Now we can start building the array type.

Due to the semantics of the array types described above, we have to traverse the list in reverse order. We get the lower and upper expressions and we fold it (lines 4 to 5). This GCC function will attempt to simplify the expression if possible. For instance 1+2*3 will become 7. Now we build a GCC range type. A range type is a type the values of which are integers in the specified range. In this case we use the lower and the upper to create the range type (lines 8 to 10). A range type is represented as a GENERIC tree with tree code `RANGE_TYPE`. Once we have this range type, we take the current type (which may be at this point an integer type, a float type or another array type) and the range type to build an array type (line 11). An array type is represented as a GENERIC tree with three code `ARRAY_TYPE`.

Note that we currently do not check that the ε of the array type is actually a positive, nonzero, integer value. If the bounds of the array are constant, such error can be detected at compile time (the earlier an error is detected the better). If the bounds are non-constant then the semantics of the language should specify what to do during the execution of the program. Tiny semantics simply say that it is an error. Since we have not clarified what to be an error is, we will not do anything special yet.

### Array element

Now we have to add support for array elements in expressions. Recall that we use a Pratt parser to recognize them. We can recognize an array element by just acting as if `[` were a binary operation with very high priority.

This will require a binary handler, like other infix operators.

The binary handler is actually rather straightforward.

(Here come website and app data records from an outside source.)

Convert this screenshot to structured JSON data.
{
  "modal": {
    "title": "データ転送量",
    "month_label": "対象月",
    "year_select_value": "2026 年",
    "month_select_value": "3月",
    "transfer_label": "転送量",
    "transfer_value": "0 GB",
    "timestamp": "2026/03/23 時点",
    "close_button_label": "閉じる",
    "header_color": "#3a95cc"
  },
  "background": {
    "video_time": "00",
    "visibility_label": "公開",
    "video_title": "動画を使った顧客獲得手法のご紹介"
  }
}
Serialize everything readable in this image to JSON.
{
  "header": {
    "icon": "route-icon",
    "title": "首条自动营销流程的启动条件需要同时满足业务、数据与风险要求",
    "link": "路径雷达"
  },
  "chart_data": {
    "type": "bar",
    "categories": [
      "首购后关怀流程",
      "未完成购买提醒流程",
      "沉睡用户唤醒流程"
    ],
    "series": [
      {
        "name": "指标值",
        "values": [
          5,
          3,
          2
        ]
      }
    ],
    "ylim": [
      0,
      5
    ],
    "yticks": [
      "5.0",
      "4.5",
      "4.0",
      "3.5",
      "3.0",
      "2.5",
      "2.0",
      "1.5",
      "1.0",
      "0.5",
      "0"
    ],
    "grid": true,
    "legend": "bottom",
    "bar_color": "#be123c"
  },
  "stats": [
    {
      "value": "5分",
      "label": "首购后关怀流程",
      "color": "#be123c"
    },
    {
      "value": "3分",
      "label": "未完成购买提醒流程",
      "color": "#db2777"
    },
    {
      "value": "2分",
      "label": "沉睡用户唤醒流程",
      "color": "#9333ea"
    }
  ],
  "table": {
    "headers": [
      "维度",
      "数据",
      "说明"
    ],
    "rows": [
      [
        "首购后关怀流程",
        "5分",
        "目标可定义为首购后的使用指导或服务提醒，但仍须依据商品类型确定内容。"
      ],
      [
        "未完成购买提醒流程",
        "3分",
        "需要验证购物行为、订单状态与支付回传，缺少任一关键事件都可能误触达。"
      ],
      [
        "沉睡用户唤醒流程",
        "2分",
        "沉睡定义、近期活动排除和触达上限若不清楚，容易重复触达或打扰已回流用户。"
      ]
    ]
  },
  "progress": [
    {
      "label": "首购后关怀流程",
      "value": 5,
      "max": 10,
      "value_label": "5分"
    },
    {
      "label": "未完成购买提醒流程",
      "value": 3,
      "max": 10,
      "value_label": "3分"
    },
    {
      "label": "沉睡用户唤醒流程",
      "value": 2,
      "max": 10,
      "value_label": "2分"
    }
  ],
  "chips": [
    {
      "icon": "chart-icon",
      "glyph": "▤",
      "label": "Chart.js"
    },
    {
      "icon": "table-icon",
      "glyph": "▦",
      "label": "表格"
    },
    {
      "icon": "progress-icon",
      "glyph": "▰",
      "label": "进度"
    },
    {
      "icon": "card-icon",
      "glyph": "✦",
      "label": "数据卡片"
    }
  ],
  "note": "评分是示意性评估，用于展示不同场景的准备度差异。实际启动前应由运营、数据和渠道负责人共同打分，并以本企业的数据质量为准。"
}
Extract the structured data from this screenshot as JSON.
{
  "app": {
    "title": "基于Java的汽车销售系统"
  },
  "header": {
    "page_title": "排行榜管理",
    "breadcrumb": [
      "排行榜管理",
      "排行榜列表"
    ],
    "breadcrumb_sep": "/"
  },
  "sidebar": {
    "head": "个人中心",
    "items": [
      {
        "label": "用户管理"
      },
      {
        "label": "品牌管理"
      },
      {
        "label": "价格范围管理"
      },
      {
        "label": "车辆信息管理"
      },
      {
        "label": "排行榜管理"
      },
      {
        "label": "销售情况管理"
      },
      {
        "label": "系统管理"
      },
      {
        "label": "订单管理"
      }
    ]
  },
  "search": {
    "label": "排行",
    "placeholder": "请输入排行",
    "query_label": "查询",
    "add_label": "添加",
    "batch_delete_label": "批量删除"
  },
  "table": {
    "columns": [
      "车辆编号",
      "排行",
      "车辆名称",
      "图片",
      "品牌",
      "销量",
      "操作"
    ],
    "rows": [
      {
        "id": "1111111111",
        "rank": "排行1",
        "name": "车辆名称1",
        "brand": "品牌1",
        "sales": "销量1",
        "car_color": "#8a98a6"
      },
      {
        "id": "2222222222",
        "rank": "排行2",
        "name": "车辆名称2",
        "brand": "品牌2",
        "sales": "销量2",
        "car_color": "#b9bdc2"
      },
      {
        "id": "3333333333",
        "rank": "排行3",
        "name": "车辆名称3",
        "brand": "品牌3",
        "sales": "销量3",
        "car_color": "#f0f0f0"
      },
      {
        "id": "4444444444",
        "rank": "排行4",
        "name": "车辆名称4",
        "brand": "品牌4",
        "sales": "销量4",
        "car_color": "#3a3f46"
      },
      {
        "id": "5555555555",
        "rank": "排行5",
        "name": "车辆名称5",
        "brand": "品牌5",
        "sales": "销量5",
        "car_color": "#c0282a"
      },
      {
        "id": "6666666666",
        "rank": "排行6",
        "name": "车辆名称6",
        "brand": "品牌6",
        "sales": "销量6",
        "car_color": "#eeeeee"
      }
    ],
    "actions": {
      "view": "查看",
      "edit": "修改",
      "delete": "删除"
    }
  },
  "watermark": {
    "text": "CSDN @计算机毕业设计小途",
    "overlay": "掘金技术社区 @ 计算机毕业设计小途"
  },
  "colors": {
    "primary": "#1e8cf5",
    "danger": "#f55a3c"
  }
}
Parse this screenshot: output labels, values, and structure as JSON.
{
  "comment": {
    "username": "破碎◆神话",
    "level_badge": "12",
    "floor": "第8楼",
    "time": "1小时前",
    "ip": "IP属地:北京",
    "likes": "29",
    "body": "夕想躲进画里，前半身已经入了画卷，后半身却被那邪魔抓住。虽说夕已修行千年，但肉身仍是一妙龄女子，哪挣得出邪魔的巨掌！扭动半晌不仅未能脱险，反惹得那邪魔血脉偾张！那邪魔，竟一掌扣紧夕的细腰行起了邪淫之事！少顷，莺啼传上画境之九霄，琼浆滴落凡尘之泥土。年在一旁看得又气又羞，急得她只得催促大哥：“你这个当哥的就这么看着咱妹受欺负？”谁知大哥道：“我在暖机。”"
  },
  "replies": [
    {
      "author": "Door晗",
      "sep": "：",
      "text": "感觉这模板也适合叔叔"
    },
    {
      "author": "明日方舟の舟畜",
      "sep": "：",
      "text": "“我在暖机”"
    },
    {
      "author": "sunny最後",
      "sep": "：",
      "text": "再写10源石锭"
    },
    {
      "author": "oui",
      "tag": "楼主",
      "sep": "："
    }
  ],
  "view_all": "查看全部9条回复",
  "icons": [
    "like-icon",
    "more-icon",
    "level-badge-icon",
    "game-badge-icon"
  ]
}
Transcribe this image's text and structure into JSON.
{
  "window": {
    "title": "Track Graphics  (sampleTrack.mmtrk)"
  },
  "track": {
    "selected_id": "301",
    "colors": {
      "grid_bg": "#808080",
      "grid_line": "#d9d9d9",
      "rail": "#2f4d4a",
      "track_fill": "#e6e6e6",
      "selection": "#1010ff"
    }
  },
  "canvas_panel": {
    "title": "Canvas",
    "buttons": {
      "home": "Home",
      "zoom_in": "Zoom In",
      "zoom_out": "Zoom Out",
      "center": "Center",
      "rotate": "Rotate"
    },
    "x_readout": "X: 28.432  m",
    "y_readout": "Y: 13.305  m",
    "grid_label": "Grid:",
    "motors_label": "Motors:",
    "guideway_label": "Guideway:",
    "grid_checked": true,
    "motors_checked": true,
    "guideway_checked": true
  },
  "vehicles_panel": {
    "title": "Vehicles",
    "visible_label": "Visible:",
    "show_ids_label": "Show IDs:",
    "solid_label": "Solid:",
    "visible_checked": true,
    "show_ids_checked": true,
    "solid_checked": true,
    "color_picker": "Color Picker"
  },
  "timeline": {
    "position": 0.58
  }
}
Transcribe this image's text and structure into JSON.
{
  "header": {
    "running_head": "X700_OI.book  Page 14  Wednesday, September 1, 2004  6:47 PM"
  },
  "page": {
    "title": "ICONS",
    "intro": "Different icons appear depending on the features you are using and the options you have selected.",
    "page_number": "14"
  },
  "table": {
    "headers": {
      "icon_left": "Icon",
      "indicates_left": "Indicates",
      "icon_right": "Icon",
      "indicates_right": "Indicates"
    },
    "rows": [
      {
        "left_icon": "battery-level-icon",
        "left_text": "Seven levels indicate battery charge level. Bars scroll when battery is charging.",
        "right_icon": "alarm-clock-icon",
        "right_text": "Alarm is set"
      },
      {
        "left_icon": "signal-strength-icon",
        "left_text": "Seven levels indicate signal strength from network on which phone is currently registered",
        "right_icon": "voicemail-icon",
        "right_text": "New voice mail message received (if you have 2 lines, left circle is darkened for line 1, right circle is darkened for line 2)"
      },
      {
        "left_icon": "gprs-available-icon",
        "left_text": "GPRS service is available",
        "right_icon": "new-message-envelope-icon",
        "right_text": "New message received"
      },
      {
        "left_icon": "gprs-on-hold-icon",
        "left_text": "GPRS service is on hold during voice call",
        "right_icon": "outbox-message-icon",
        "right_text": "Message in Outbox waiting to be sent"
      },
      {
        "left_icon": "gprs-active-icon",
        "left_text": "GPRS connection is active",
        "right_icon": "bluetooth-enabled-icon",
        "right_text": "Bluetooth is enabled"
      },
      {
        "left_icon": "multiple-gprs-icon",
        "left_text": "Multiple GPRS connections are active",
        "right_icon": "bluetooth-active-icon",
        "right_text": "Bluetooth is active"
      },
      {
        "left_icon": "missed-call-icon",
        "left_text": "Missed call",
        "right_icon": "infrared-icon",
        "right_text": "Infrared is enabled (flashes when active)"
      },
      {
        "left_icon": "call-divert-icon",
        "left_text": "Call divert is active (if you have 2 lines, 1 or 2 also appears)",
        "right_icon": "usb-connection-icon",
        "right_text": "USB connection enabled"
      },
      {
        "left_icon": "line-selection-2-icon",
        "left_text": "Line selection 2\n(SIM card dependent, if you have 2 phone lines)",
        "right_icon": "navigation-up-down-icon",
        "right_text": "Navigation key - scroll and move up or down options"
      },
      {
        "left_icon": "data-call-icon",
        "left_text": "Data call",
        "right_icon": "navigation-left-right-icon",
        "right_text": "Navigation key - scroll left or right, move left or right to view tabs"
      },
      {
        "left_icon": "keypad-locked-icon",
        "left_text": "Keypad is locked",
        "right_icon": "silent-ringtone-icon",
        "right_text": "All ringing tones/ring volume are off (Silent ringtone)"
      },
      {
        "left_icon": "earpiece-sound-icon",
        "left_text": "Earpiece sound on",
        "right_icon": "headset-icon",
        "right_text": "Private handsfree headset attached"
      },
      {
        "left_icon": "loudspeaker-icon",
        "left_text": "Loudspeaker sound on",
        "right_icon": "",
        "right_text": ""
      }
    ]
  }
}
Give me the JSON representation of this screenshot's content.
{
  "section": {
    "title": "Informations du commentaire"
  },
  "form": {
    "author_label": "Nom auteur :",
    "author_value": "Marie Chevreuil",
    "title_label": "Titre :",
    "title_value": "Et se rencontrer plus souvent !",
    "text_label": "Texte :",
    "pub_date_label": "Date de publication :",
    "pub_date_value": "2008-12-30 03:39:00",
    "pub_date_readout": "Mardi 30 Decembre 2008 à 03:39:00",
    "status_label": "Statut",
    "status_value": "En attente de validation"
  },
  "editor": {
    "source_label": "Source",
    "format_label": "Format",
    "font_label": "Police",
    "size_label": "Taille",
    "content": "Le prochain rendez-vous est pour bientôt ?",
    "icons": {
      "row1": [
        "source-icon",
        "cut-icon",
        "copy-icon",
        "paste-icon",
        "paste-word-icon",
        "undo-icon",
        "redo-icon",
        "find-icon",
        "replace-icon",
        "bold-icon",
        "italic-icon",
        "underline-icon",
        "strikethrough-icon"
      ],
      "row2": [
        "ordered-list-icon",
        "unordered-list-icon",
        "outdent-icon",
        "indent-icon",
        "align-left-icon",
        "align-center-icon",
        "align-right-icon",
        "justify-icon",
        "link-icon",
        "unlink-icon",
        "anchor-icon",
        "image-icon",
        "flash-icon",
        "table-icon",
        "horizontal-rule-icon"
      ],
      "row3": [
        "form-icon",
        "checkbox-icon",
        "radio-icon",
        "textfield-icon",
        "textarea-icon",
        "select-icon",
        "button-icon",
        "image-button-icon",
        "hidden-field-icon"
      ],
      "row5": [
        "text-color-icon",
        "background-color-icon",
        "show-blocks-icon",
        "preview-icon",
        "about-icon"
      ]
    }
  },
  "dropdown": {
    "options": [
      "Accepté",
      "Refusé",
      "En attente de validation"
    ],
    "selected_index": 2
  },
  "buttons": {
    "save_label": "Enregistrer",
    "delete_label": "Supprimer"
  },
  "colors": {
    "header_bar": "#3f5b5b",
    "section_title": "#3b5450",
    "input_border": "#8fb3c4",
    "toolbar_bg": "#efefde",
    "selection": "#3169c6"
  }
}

Recall that a binary handler has the lexer positioned right after the infix operator. This means that we have already consumed `[`. So we have to parse the integer expression enclosed by the square brackets (line 4). Recall that any token unknown to the Pratt parser has the lowest possible binding power, this means that parsing the integer expression will stop when it encounters the `]`. This behaviour is actually the one we want. We still have to consume the `]` (line 8). Now we verify if the left operand has array type (line 9). If it does not, this is an error. If it does, we compute the type of the array element. To do this we have to use the accessor `TREE_TYPE` from GCC which given an `ARRAY_TYPE` will return its element type (line 14). Finally we build the GENERIC tree `ARRAY_REF` that repreents an access the array element (line 16).

Checking if a tree in GENERIC represents an array type is done using this auxiliar function.

Likewise with ε, we are not verifying that the expression of the array element evaluates to an integer contained in the range of indexes of the declared array. Recall that the semantics of tiny are not complete enough regarding errors.

### Final touches

As we said above we allow variables and array elements in the expression of a read statement and in the left hand side of an assignment. Let's first create a couple of functions that expression r that check this for us.

Since we allow the same thing in both cases, `parse_lhs_assignment_expression` just forwards to `parse_expression_naming_variable`. Now we can update parse_assignment.

### Language hook

If we want to use arrays with non-constant size, GCC will invoke a language hook when internally computing the size of the array. This is for those cases where the language supports variable-sized types in a global scope. In this case the hook must return true, false otherwise.

Since in tiny where everything is conceptually inside an implicit main function, the binding must return false.

Our hook, currently crashes the compiler, so we need to adjust it first. Recall that this hook is in `tiny1.cc`.

## Trying it

Let's try the `bubble.tiny` program shown earlier.

Yay!

That's all for today.